Yellow Chartreuse only has a proof of 80 (40% ABV), which is still higher compared to Amaro Nonino. It has a milder flavor and much sweeter notes compared to green Chartreuse.
No matter which you choose, make sure to take the intense flavors, color difference, and alcohol percentage into consideration when substituting it.
6. Bonal Gentaine Quina
This liqueur also has a fortified wine base. This base has been greatly infused with herbs and spices, creating a much more complex flavor profile.
Bonal also includes quina, which gives this liqueur its very bitter flavor that is similar to that of vermouth and most types of Amari.
It has a very burnt brown-olive color which may affect the color of your final product.
It has very similar flavors to Amaro Nonino such as licorice and citrus. The biggest difference is the intense cherry flavors that it has, which Amaro Nonino doesn’t.
However, many people including ourselves still love this substitute.
7. Angostura Bitters
Many people are familiar with this product. These bitters are extremely popular for many mixed drinks, not only cocktails.
It is a very concentrated alcoholic liquid made from mainly herbs. This means you only need a few drops to achieve a very potent and concentrated flavor. It has an alcohol percentage of roughly 44.7%, so extremely high.
The most similar flavors between Amaro Nonino and Angostura bitters are the cloves and cinnamon flavors, which closely relate with star anise, pepper, and allspice.
Now that we’ve gone over what the absolute best substitutes for Amaro Nonino are, let’s cover a few important related questions:
What can I use instead of Amaro Nonino when making a Paper Plane?
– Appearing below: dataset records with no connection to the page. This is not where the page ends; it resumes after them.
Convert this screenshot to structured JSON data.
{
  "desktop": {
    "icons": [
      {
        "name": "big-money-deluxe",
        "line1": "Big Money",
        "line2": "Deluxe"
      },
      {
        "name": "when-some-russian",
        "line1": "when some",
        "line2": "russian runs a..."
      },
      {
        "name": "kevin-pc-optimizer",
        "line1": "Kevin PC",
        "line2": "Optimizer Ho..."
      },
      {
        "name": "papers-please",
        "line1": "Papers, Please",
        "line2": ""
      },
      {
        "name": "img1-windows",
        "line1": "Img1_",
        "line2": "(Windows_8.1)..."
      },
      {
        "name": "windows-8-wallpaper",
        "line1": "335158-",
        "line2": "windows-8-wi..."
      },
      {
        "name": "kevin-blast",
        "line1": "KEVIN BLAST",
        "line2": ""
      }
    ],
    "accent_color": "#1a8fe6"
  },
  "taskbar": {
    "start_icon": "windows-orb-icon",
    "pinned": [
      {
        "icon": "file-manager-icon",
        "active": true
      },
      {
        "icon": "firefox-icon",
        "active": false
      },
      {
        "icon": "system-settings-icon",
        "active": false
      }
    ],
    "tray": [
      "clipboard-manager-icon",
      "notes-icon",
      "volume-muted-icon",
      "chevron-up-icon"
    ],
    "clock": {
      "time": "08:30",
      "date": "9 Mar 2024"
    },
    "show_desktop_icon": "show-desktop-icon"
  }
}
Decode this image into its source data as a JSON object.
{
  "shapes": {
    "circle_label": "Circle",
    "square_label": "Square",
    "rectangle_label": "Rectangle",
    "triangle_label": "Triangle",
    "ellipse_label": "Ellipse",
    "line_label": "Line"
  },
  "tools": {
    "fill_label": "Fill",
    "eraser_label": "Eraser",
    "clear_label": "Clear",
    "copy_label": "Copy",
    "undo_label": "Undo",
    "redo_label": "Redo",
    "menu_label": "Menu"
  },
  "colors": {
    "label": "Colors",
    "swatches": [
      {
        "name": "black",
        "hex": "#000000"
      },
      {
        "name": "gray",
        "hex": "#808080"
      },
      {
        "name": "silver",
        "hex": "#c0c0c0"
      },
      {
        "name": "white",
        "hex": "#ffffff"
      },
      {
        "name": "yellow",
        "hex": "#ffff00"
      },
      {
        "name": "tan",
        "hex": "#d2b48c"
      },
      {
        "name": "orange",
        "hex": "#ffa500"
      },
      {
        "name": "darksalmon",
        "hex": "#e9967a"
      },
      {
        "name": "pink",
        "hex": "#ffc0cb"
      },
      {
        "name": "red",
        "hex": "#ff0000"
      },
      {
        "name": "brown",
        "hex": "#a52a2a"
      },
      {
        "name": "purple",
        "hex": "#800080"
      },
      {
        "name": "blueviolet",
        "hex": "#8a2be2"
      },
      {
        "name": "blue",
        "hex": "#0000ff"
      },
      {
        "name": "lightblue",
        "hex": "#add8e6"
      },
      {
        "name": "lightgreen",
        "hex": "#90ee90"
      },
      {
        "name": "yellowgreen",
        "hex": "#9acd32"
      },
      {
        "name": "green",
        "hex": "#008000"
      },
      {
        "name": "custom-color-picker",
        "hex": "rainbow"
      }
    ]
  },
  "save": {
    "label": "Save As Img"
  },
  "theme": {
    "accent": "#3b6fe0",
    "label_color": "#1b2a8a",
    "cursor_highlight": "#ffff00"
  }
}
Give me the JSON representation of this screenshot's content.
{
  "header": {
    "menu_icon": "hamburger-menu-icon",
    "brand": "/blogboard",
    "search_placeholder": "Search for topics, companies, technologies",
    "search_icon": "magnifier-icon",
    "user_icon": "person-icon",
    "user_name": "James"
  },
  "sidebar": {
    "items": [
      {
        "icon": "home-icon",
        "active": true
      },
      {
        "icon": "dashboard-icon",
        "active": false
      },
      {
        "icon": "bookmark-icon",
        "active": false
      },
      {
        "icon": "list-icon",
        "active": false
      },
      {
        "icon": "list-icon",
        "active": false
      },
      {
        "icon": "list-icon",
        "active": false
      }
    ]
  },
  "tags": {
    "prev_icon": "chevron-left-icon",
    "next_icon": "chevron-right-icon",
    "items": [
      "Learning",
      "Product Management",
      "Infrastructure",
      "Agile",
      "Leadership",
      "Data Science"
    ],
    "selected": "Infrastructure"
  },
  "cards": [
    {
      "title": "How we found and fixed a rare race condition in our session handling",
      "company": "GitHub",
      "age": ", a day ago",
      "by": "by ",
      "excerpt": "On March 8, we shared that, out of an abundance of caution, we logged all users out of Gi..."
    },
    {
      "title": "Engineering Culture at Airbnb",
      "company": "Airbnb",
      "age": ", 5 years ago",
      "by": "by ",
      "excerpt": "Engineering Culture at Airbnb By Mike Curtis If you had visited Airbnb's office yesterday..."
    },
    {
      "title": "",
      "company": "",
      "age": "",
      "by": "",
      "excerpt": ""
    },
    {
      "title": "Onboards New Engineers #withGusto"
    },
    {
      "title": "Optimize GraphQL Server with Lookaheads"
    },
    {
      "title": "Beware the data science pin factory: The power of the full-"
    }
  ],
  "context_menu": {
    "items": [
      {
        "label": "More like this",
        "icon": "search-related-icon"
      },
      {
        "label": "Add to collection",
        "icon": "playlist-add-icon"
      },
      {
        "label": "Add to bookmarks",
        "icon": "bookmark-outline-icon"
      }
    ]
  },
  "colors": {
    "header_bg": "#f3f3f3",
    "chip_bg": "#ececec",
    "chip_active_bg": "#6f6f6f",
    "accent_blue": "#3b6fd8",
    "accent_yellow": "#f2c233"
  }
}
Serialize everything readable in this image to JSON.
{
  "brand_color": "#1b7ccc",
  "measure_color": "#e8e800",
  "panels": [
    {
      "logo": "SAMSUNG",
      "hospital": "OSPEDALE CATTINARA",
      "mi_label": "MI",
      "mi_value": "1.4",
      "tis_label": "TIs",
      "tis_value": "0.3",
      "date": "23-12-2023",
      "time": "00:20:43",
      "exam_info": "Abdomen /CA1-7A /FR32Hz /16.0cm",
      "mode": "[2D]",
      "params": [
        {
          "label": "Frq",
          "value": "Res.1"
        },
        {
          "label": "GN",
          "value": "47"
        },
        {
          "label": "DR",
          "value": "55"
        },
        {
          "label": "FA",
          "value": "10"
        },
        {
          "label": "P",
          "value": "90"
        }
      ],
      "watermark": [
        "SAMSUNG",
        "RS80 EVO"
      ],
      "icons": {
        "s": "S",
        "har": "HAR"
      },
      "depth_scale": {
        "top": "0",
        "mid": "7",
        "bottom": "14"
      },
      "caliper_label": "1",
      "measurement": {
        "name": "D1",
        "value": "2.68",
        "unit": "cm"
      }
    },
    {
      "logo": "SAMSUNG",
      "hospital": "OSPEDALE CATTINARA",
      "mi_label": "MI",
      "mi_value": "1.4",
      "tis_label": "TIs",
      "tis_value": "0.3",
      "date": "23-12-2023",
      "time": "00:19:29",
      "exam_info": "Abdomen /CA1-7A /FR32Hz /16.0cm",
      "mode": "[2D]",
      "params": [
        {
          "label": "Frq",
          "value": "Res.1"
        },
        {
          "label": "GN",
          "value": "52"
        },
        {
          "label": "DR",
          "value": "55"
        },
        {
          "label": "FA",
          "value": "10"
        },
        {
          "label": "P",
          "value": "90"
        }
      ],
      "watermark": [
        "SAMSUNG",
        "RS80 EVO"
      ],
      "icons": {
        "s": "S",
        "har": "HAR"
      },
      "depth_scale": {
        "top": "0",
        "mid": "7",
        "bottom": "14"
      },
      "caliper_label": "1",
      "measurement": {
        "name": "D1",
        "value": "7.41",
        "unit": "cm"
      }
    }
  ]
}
Many of the best Amaro Nonino substitutes mentioned in this list would work just fine as a substitute for a Paper Plane, however, some work better than others for this particular cocktail.
If you didn’t already know, a Paper Plane recipe calls for using equal parts bourbon, Aperol, Amaro Nonino, and lemon juice.
With those ingredients in mind, the best Amaro Nonino substitutes for a Paper Plane are:
- Campari: This is a very common Italian liqueur that has a similar level of bitterness to Amaro Nonino and is often used as a substitute in cocktails.
- Aperol: This is another Italian liqueur that is a bit sweeter than Campari and Amaro Nonino but still has enough bitterness to make a good substitute for a Paper Plane.
Even though these are the best substitutes to use for a Paper Plane, remember that they will change the flavor of the cocktail a little bit.
What is the closest amaro to Amaro Nonino?
I did quite a bit of research (and a bit of testing) to figure out what the closest amaro to Amaro Nonino is, and here is what I came up with:
- Ramazzotti: This is an Italian amaro bottle in Caneli by Pernod Ricard. It is smooth and sweet and is known for its notes of vanilla and orange.
- Averna: I put this high on the list because I really love the taste of Averna in my cocktails. This is another Italian Amero and is richer than Nonino with notes of caramel and citrus.
- Montenegro: Similar to the taste of the Ramazzotti, amaro Montenegro is another great brand of Amaro that works great in Paper Planes.
These all have similarities to Amaro Nonino, however, each one has a little bit different flavor profile.
If you absolutely love Paper Plane cocktails I’d encourage you to try out these and others and decide which is your favorite.
Can I substitute vermouth for amaro?
Although vermouth and amaro are both commonly used in cocktails, they are really not very similar when it comes to flavor or consistency, so just be warned that this substitution will absolutely alter the taste of your cocktail.
That being said, this doesn’t mean that the substitution might not improve your drink.
Vermouth is a type of fortified wine made with different herbs and spices. Amaro on the other hand is a type of bitter Italian liqueur.
Although you certainly can make this substitution, make sure you try out the drink to make sure you like it before you make a bunch more for your guests.